▸ **THE TASK**
In the entries below, find the string "Tổng" and return each line holding it.

--- RECORDS TO PROCESS Enclosed Below ---

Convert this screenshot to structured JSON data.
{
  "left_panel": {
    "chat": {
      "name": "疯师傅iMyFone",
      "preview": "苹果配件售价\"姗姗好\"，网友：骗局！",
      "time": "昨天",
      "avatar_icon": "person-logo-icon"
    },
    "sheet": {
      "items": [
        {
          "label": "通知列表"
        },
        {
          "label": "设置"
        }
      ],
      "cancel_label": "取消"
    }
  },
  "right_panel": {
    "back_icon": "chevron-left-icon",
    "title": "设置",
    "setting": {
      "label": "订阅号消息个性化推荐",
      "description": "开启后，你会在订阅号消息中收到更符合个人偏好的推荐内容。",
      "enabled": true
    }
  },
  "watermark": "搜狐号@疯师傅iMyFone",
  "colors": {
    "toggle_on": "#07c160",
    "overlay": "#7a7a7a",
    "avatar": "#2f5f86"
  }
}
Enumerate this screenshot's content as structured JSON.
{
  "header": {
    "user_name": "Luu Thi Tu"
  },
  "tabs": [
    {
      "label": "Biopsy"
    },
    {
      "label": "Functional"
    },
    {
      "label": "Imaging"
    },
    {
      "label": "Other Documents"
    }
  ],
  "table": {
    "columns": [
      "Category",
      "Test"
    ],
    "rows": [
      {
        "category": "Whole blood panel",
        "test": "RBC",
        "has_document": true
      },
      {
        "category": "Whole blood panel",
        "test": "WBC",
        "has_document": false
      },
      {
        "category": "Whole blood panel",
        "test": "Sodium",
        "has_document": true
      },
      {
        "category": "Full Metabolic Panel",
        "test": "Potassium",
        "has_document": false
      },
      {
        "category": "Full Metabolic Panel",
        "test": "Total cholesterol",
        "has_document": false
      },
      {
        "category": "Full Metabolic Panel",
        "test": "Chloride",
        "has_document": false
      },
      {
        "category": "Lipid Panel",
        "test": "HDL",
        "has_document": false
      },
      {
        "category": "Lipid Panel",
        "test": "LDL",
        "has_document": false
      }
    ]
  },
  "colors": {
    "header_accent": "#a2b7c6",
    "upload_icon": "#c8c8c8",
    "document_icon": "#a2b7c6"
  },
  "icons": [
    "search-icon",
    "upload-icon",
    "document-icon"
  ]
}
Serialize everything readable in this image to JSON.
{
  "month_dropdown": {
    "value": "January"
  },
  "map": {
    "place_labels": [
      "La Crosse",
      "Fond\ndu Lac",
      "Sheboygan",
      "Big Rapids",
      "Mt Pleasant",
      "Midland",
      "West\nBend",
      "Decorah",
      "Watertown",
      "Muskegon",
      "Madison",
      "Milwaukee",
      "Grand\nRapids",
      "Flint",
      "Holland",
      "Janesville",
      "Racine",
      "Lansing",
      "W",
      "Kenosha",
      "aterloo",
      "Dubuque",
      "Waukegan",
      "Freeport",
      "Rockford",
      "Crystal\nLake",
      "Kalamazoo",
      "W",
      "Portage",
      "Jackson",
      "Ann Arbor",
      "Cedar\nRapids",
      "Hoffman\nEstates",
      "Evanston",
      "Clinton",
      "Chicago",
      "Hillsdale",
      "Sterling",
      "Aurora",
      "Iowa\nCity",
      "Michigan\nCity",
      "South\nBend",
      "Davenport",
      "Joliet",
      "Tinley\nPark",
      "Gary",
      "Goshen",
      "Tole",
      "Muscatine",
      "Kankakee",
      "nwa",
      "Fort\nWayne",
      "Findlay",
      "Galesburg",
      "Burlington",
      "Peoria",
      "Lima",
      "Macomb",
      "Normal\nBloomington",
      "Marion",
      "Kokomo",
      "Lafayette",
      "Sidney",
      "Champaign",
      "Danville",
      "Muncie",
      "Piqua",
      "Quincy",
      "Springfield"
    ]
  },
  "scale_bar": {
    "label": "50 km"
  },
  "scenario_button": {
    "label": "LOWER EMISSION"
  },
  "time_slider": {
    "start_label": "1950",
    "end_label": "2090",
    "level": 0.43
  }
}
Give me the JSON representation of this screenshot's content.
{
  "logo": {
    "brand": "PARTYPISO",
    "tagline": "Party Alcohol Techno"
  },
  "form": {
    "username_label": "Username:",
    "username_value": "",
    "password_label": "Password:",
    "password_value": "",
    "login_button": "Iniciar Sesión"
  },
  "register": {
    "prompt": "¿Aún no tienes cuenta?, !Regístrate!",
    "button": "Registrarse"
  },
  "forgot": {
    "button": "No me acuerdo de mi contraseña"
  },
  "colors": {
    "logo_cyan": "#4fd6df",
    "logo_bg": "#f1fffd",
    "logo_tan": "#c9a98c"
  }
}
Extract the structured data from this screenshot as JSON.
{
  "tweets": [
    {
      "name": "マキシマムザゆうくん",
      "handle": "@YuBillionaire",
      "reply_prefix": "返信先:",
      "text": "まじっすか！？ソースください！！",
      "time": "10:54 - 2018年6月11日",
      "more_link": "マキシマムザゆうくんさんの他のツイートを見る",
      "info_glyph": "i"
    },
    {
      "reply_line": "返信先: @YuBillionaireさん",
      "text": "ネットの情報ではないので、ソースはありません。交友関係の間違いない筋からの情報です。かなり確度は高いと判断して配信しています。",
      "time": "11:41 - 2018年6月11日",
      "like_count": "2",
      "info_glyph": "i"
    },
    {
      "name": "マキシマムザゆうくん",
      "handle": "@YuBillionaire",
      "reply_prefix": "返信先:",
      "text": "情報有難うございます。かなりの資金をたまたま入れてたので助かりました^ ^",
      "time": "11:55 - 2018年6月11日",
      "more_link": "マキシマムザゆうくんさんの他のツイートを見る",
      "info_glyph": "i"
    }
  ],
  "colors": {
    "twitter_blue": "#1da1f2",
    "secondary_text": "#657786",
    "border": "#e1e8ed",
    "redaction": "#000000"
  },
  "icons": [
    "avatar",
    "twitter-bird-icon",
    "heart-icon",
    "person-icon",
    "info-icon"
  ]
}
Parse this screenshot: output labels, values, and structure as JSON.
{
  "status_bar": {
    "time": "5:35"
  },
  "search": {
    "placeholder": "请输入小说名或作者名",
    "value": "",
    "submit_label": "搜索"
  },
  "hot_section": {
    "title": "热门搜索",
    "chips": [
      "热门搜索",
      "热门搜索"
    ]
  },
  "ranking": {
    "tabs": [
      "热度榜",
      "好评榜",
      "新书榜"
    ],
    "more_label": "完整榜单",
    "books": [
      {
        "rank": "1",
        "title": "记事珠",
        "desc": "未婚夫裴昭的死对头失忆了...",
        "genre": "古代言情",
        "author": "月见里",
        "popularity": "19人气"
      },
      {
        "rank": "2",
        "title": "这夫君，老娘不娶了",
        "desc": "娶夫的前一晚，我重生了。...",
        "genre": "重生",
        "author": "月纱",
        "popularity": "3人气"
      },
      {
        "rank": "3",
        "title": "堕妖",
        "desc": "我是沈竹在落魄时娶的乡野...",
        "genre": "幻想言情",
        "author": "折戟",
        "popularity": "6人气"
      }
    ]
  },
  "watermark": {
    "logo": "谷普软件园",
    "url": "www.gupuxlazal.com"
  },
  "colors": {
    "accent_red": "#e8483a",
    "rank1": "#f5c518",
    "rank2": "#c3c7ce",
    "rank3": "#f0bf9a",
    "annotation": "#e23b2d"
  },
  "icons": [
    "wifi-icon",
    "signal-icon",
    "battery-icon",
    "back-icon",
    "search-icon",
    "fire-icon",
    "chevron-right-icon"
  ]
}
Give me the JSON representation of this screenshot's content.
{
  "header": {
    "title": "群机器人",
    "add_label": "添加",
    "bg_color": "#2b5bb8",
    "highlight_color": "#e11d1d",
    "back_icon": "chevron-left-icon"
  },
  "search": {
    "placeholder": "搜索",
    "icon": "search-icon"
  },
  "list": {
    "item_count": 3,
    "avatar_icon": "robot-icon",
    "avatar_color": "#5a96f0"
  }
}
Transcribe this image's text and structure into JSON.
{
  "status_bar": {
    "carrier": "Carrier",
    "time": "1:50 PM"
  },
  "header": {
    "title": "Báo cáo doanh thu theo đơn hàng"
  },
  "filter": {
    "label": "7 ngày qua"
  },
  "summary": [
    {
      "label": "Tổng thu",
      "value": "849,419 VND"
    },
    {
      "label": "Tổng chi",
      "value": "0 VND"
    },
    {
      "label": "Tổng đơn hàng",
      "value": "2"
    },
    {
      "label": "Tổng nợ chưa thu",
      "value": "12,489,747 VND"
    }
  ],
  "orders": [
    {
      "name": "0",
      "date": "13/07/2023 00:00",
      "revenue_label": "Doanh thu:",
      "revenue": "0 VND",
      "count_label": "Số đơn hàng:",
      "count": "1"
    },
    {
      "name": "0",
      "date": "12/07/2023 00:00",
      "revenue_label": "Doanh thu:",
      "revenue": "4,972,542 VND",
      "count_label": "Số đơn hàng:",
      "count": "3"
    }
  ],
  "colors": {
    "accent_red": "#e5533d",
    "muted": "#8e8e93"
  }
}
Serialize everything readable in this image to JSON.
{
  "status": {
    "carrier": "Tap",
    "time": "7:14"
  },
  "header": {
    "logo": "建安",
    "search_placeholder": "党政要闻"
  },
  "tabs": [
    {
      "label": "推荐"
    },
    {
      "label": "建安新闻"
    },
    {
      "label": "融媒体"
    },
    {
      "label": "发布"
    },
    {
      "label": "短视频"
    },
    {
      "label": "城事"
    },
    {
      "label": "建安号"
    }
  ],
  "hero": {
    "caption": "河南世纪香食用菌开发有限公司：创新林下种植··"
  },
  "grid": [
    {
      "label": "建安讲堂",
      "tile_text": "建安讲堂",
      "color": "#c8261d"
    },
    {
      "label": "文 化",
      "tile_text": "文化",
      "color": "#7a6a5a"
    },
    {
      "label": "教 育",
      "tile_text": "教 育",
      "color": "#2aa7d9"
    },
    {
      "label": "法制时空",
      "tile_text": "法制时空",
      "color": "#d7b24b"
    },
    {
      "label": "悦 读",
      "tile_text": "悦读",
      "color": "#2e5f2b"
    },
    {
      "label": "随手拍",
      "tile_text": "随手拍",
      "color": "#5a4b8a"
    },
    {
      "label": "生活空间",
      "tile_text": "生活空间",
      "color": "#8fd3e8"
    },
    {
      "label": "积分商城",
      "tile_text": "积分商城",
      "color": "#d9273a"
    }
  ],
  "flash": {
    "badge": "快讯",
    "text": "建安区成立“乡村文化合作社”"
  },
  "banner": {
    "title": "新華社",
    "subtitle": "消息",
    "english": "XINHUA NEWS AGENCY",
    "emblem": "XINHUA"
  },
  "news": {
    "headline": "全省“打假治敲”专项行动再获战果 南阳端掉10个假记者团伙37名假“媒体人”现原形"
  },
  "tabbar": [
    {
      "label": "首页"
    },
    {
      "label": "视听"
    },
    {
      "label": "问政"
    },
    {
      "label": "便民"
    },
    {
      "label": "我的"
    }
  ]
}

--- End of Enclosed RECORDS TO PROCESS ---

▸ **EXERCISE RESULT**
      "label": "Tổng thu",
      "label": "Tổng chi",
      "label": "Tổng đơn hàng",
      "label": "Tổng nợ chưa thu",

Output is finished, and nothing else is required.